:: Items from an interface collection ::

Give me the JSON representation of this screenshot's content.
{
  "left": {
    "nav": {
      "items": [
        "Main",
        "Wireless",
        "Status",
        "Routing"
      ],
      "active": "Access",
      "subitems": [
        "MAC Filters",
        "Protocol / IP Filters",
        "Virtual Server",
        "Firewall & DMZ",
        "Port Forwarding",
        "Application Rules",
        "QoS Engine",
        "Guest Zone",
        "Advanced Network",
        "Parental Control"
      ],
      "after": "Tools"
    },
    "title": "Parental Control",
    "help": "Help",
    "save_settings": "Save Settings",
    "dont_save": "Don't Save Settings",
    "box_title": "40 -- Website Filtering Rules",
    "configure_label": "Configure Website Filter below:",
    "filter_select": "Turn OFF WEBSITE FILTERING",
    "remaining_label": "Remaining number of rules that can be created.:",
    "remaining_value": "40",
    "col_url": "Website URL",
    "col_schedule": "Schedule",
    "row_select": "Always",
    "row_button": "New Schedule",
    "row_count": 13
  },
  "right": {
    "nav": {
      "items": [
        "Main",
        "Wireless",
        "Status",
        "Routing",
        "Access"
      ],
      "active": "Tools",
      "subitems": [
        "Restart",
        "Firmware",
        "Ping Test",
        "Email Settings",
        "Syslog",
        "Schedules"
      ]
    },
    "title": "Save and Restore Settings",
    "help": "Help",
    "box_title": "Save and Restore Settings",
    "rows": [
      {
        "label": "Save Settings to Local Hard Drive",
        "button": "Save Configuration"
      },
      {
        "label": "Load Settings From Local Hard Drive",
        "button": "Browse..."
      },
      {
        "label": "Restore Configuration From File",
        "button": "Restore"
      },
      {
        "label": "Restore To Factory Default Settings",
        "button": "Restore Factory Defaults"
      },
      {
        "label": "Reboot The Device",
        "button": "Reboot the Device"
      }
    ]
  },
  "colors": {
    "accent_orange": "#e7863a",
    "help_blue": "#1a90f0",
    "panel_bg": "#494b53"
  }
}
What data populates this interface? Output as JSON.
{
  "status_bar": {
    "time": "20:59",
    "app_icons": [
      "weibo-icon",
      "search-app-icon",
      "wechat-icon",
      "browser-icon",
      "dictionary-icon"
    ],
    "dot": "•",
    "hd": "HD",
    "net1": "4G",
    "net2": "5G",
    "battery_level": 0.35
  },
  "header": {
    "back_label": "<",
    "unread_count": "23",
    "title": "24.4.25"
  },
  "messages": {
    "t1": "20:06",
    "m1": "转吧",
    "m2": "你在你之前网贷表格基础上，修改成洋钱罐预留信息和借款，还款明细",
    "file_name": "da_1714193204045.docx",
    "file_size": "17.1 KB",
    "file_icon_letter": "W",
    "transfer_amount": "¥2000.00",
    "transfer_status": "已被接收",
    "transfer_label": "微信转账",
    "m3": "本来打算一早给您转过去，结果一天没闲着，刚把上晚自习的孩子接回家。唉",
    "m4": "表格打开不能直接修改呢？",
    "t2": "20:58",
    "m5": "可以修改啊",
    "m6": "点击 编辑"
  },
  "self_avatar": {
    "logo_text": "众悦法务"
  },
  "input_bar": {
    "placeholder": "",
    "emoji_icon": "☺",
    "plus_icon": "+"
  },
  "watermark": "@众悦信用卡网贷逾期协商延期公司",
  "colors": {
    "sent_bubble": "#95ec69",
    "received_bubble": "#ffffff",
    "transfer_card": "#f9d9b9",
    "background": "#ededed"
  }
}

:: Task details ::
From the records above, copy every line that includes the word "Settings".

:: Expected answer ::
    "save_settings": "Save Settings",
    "dont_save": "Don't Save Settings",
        "Email Settings",
    "title": "Save and Restore Settings",
    "box_title": "Save and Restore Settings",
        "label": "Save Settings to Local Hard Drive",
        "label": "Load Settings From Local Hard Drive",
        "label": "Restore To Factory Default Settings",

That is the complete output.